A stolen base on which the runner advances to the next base after the pitch; e.g., when the catcher throws the ball back to the pitcher.

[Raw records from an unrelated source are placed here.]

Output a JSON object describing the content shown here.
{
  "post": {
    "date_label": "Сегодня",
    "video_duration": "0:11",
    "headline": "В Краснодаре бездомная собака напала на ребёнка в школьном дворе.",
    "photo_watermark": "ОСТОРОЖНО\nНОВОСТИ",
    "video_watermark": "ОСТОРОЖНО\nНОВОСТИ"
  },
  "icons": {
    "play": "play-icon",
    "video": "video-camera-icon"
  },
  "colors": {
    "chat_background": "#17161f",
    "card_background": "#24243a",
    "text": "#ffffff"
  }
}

The success of the maneuver hinges on the extent to which the element of surprise has caught a fielder unaware or out of proper defensive position, as, e.g., when the second baseman and shortstop are playing well back and neither makes a break to cover second base. Lee Allen (The Hot Stove League, 1955, p.115) noted that the maneuver was “apparently first employed by Miller Huggins . . . in 1903.” John J. Evers and Hugh S. Fullerton (Touching Second: The Science of Baseball, 1910; Peter Morris): “Frank Chance, in 1906, commenced to work the ‘delayed steal’ persistently and was proclaimed the discoverer of the play. Yet [Mike] Kelly, [Billy] Hamilton, [Bill] Lange, [Tip] O’Neill, [Charles] Comiskey, [Hugh] Duffy and many others used the play, and ‘Sadie’ Houck stole in that way with much success.” 1st use. 1906. H.G. Merrill (The Sporting News, Dec. 22, 1906; Peter Morris) wrote that Kid Elberfeld was “said to have developed the ‘delayed steal’ last year” but claimed that a minor leaguer named Bill O’Hara had employed the play regularly in 1905.